Travis Knight: I felt like a kid making Bumblebee, Latest Movies News - The New Paper

Travis Knight: I felt like a kid making Bumblebee

Director relives childhood making Transformer film

Travis Knight made his directorial debut two years ago with the Oscar-nominated animation Kubo And The Two Strings.

And now, the 45-year-old US filmmaker and chief executive of animation studio Laika has been entrusted with Bumblebee, the latest instalment of the Transformers franchise.

Opening here tomorrow, the spin-off sees fan favourite Autobot Bumblebee on the run in the year 1987 and finding refuge in a junkyard in a California town.

When 18-year-old Charlie (Hailee Steinfeld) discovers and revives him, she learns this is no ordinary yellow VW bug.

Movie studio Paramount Pictures had hoped Knight, the son of Nike's founder-chairman Phil Knight, would helm a character-driven take and bring a degree of intimacy and emotion.

And it looks like he has succeeded, with Bumblebee receiving a 96 per cent rating on Rotten Tomatoes.

Why did you love Transformers so much as a kid?

Just the sheer idea of them - that these space-age robots are hidden in plain sight among us. It is one of the things about the magic and charm of stop-motion, a technique I have devoted my life to. The primal quality it has is that it feels as if it is a child's plaything brought to life. This was a chance for me to breathe life into something I've loved since I was nine. It makes me feel like a kid all over again.

Fans went crazy about you directing Bumblebee because they loved Kubo And The Two Strings. Why do you think that is?

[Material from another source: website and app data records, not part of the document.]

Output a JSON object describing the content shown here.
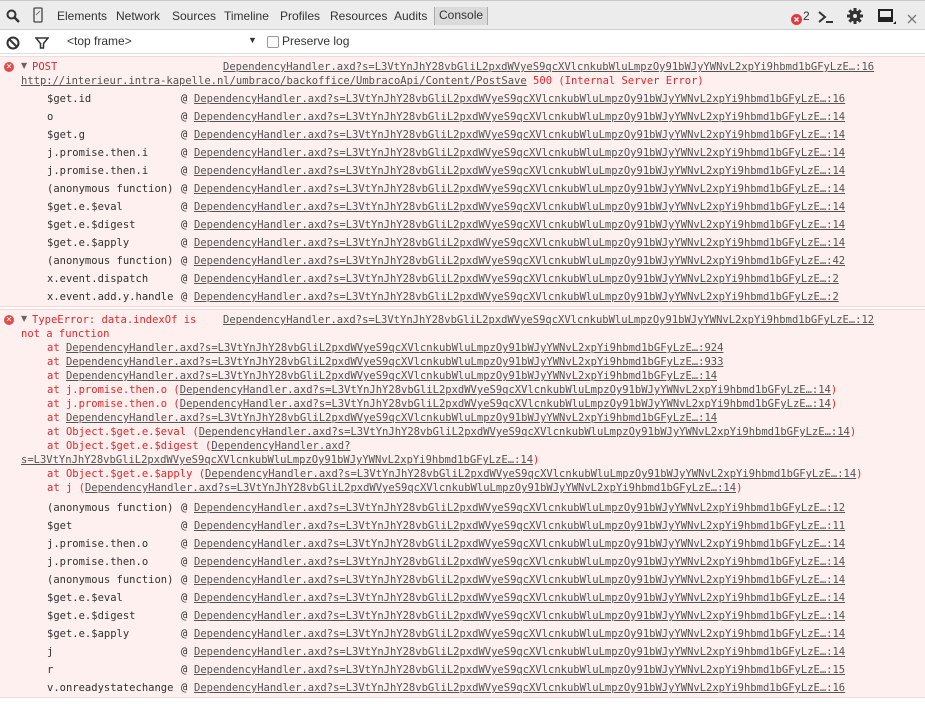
{
  "devtools": {
    "tabs": [
      {
        "label": "Elements",
        "active": false
      },
      {
        "label": "Network",
        "active": false
      },
      {
        "label": "Sources",
        "active": false
      },
      {
        "label": "Timeline",
        "active": false
      },
      {
        "label": "Profiles",
        "active": false
      },
      {
        "label": "Resources",
        "active": false
      },
      {
        "label": "Audits",
        "active": false
      },
      {
        "label": "Console",
        "active": true
      }
    ],
    "error_count": "2",
    "icons": {
      "left": [
        "search-icon",
        "device-mode-icon"
      ],
      "right": [
        "error-badge-icon",
        "console-drawer-icon",
        "settings-gear-icon",
        "dock-side-icon",
        "close-icon"
      ]
    }
  },
  "console_toolbar": {
    "frame_select": "<top frame>",
    "preserve_log_label": "Preserve log",
    "preserve_log_checked": false
  },
  "colors": {
    "error_text": "#e1262c",
    "error_bg": "#fff0f0",
    "error_border": "#f8d7d7",
    "tabbar_bg": "#ececec"
  },
  "messages": [
    {
      "type": "error",
      "expanded": true,
      "title": "POST",
      "source": "DependencyHandler.axd?s=L3VtYnJhY28vbGliL2pxdWVyeS9qcXVlcnkubWluLmpzOy91bWJyYWNvL2xpYi9hbmd1bGFyLzE…:16",
      "url": "http://interieur.intra-kapelle.nl/umbraco/backoffice/UmbracoApi/Content/PostSave",
      "status": "500 (Internal Server Error)",
      "stack": [
        {
          "fn": "$get.id",
          "loc": "DependencyHandler.axd?s=L3VtYnJhY28vbGliL2pxdWVyeS9qcXVlcnkubWluLmpzOy91bWJyYWNvL2xpYi9hbmd1bGFyLzE…:16"
        },
        {
          "fn": "o",
          "loc": "DependencyHandler.axd?s=L3VtYnJhY28vbGliL2pxdWVyeS9qcXVlcnkubWluLmpzOy91bWJyYWNvL2xpYi9hbmd1bGFyLzE…:14"
        },
        {
          "fn": "$get.g",
          "loc": "DependencyHandler.axd?s=L3VtYnJhY28vbGliL2pxdWVyeS9qcXVlcnkubWluLmpzOy91bWJyYWNvL2xpYi9hbmd1bGFyLzE…:14"
        },
        {
          "fn": "j.promise.then.i",
          "loc": "DependencyHandler.axd?s=L3VtYnJhY28vbGliL2pxdWVyeS9qcXVlcnkubWluLmpzOy91bWJyYWNvL2xpYi9hbmd1bGFyLzE…:14"
        },
        {
          "fn": "j.promise.then.i",
          "loc": "DependencyHandler.axd?s=L3VtYnJhY28vbGliL2pxdWVyeS9qcXVlcnkubWluLmpzOy91bWJyYWNvL2xpYi9hbmd1bGFyLzE…:14"
        },
        {
          "fn": "(anonymous function)",
          "loc": "DependencyHandler.axd?s=L3VtYnJhY28vbGliL2pxdWVyeS9qcXVlcnkubWluLmpzOy91bWJyYWNvL2xpYi9hbmd1bGFyLzE…:14"
        },
        {
          "fn": "$get.e.$eval",
          "loc": "DependencyHandler.axd?s=L3VtYnJhY28vbGliL2pxdWVyeS9qcXVlcnkubWluLmpzOy91bWJyYWNvL2xpYi9hbmd1bGFyLzE…:14"
        },
        {
          "fn": "$get.e.$digest",
          "loc": "DependencyHandler.axd?s=L3VtYnJhY28vbGliL2pxdWVyeS9qcXVlcnkubWluLmpzOy91bWJyYWNvL2xpYi9hbmd1bGFyLzE…:14"
        },
        {
          "fn": "$get.e.$apply",
          "loc": "DependencyHandler.axd?s=L3VtYnJhY28vbGliL2pxdWVyeS9qcXVlcnkubWluLmpzOy91bWJyYWNvL2xpYi9hbmd1bGFyLzE…:14"
        },
        {
          "fn": "(anonymous function)",
          "loc": "DependencyHandler.axd?s=L3VtYnJhY28vbGliL2pxdWVyeS9qcXVlcnkubWluLmpzOy91bWJyYWNvL2xpYi9hbmd1bGFyLzE…:42"
        },
        {
          "fn": "x.event.dispatch",
          "loc": "DependencyHandler.axd?s=L3VtYnJhY28vbGliL2pxdWVyeS9qcXVlcnkubWluLmpzOy91bWJyYWNvL2xpYi9hbmd1bGFyLzE…:2"
        },
        {
          "fn": "x.event.add.y.handle",
          "loc": "DependencyHandler.axd?s=L3VtYnJhY28vbGliL2pxdWVyeS9qcXVlcnkubWluLmpzOy91bWJyYWNvL2xpYi9hbmd1bGFyLzE…:2"
        }
      ]
    },
    {
      "type": "error",
      "expanded": true,
      "title_line1": "TypeError: data.indexOf is",
      "title_line2": "not a function",
      "source": "DependencyHandler.axd?s=L3VtYnJhY28vbGliL2pxdWVyeS9qcXVlcnkubWluLmpzOy91bWJyYWNvL2xpYi9hbmd1bGFyLzE…:12",
      "at_lines": [
        {
          "prefix": "at ",
          "fn": "",
          "loc": "DependencyHandler.axd?s=L3VtYnJhY28vbGliL2pxdWVyeS9qcXVlcnkubWluLmpzOy91bWJyYWNvL2xpYi9hbmd1bGFyLzE…:924"
        },
        {
          "prefix": "at ",
          "fn": "",
          "loc": "DependencyHandler.axd?s=L3VtYnJhY28vbGliL2pxdWVyeS9qcXVlcnkubWluLmpzOy91bWJyYWNvL2xpYi9hbmd1bGFyLzE…:933"
        },
        {
          "prefix": "at ",
          "fn": "",
          "loc": "DependencyHandler.axd?s=L3VtYnJhY28vbGliL2pxdWVyeS9qcXVlcnkubWluLmpzOy91bWJyYWNvL2xpYi9hbmd1bGFyLzE…:14"
        },
        {
          "prefix": "at ",
          "fn": "j.promise.then.o",
          "loc": "DependencyHandler.axd?s=L3VtYnJhY28vbGliL2pxdWVyeS9qcXVlcnkubWluLmpzOy91bWJyYWNvL2xpYi9hbmd1bGFyLzE…:14"
        },
        {
          "prefix": "at ",
          "fn": "j.promise.then.o",
          "loc": "DependencyHandler.axd?s=L3VtYnJhY28vbGliL2pxdWVyeS9qcXVlcnkubWluLmpzOy91bWJyYWNvL2xpYi9hbmd1bGFyLzE…:14"
        },
        {
          "prefix": "at ",
          "fn": "",
          "loc": "DependencyHandler.axd?s=L3VtYnJhY28vbGliL2pxdWVyeS9qcXVlcnkubWluLmpzOy91bWJyYWNvL2xpYi9hbmd1bGFyLzE…:14"
        },
        {
          "prefix": "at ",
          "fn": "Object.$get.e.$eval",
          "loc": "DependencyHandler.axd?s=L3VtYnJhY28vbGliL2pxdWVyeS9qcXVlcnkubWluLmpzOy91bWJyYWNvL2xpYi9hbmd1bGFyLzE…:14"
        },
        {
          "prefix": "at ",
          "fn": "Object.$get.e.$digest",
          "loc_part1": "DependencyHandler.axd?",
          "loc_part2": "s=L3VtYnJhY28vbGliL2pxdWVyeS9qcXVlcnkubWluLmpzOy91bWJyYWNvL2xpYi9hbmd1bGFyLzE…:14"
        },
        {
          "prefix": "at ",
          "fn": "Object.$get.e.$apply",
          "loc": "DependencyHandler.axd?s=L3VtYnJhY28vbGliL2pxdWVyeS9qcXVlcnkubWluLmpzOy91bWJyYWNvL2xpYi9hbmd1bGFyLzE…:14"
        },
        {
          "prefix": "at ",
          "fn": "j",
          "loc": "DependencyHandler.axd?s=L3VtYnJhY28vbGliL2pxdWVyeS9qcXVlcnkubWluLmpzOy91bWJyYWNvL2xpYi9hbmd1bGFyLzE…:14"
        }
      ],
      "stack": [
        {
          "fn": "(anonymous function)",
          "loc": "DependencyHandler.axd?s=L3VtYnJhY28vbGliL2pxdWVyeS9qcXVlcnkubWluLmpzOy91bWJyYWNvL2xpYi9hbmd1bGFyLzE…:12"
        },
        {
          "fn": "$get",
          "loc": "DependencyHandler.axd?s=L3VtYnJhY28vbGliL2pxdWVyeS9qcXVlcnkubWluLmpzOy91bWJyYWNvL2xpYi9hbmd1bGFyLzE…:11"
        },
        {
          "fn": "j.promise.then.o",
          "loc": "DependencyHandler.axd?s=L3VtYnJhY28vbGliL2pxdWVyeS9qcXVlcnkubWluLmpzOy91bWJyYWNvL2xpYi9hbmd1bGFyLzE…:14"
        },
        {
          "fn": "j.promise.then.o",
          "loc": "DependencyHandler.axd?s=L3VtYnJhY28vbGliL2pxdWVyeS9qcXVlcnkubWluLmpzOy91bWJyYWNvL2xpYi9hbmd1bGFyLzE…:14"
        },
        {
          "fn": "(anonymous function)",
          "loc": "DependencyHandler.axd?s=L3VtYnJhY28vbGliL2pxdWVyeS9qcXVlcnkubWluLmpzOy91bWJyYWNvL2xpYi9hbmd1bGFyLzE…:14"
        },
        {
          "fn": "$get.e.$eval",
          "loc": "DependencyHandler.axd?s=L3VtYnJhY28vbGliL2pxdWVyeS9qcXVlcnkubWluLmpzOy91bWJyYWNvL2xpYi9hbmd1bGFyLzE…:14"
        },
        {
          "fn": "$get.e.$digest",
          "loc": "DependencyHandler.axd?s=L3VtYnJhY28vbGliL2pxdWVyeS9qcXVlcnkubWluLmpzOy91bWJyYWNvL2xpYi9hbmd1bGFyLzE…:14"
        },
        {
          "fn": "$get.e.$apply",
          "loc": "DependencyHandler.axd?s=L3VtYnJhY28vbGliL2pxdWVyeS9qcXVlcnkubWluLmpzOy91bWJyYWNvL2xpYi9hbmd1bGFyLzE…:14"
        },
        {
          "fn": "j",
          "loc": "DependencyHandler.axd?s=L3VtYnJhY28vbGliL2pxdWVyeS9qcXVlcnkubWluLmpzOy91bWJyYWNvL2xpYi9hbmd1bGFyLzE…:14"
        },
        {
          "fn": "r",
          "loc": "DependencyHandler.axd?s=L3VtYnJhY28vbGliL2pxdWVyeS9qcXVlcnkubWluLmpzOy91bWJyYWNvL2xpYi9hbmd1bGFyLzE…:15"
        },
        {
          "fn": "v.onreadystatechange",
          "loc": "DependencyHandler.axd?s=L3VtYnJhY28vbGliL2pxdWVyeS9qcXVlcnkubWluLmpzOy91bWJyYWNvL2xpYi9hbmd1bGFyLzE…:16"
        }
      ]
    }
  ]
}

I was flattered by the reaction. I guess it is my general approach to storytelling. I think you can see that in the DNA of the company I started, Laika, where we try to tell stories that are an artful balance of darkness and light, intensity and warmth, humour and heart, spectacle and emotion. We always try to find a fusion of those things.

What is it about the character that makes people love Bumblebee so much?

Bumblebee was always the Transformer who had the greatest affinity for humanity, the one who had the deepest connection to people.

That was in the stories right from the beginning. Bee was the one who was most like us. Certainly he was the one who was most like me. By Transformers standards, he was small and wasn't particularly powerful. He was the most human.

How do you represent that on film?

You have to find a way for the audience to emotionally connect. I said (to my design team), "He has got to be the most expressive Transformer that has ever been seen on screen."

The team's approach was to put more and more detail into the character. And I was like, 'No, no, no - you're going about it the wrong way. It is not about adding more detail; it is about making sure the detail there is meaningful'. So we actually simplified, stripped things away.

And in doing that, our version of Bumblebee became a bridge between what (Hollywood producer-director) Michael (Bay) did (in his previous movies) and the original version of Bee from the 80s TV show."

Is that why you set this movie in the 80s?

That just made sense to me, that as we were telling an origin story we should go to the era these characters were born in. That's when I was exposed to them.

As someone who grew up in that era, I thought about the different touchstones. Obviously there's music, but there are's (Steven) Spielberg and the Amblin films. Bumblebee was a way for me to try to weave together these two things that I loved - Transformers and the Amblin films of the 80s. E.T. was very much my spirit animal.

What is it about Steinfeld that made her your protagonist? The pressure on that lead role is huge, right?

It's enormous. To carry one of these movies on your shoulders is a huge pressure. So whoever was going to be Charlie had to be exceptional.

I saw these two characters - Charlie and Bee - as warped, funhouse-mirror versions of each other, so they would feed off each other, nurture each other, and whatever the human character was going to do, the performance of the robot had to be as subtle, compelling, rich and emotionally satisfying. Bee needed to be an actor, not a visual effect.

At my very first pitch meeting, where I was discussing my vision for the film, I brought up just one name - Hailee Steinfeld. She is fearless, bold, and an actor of such great empathy that it is almost like a superpower for her.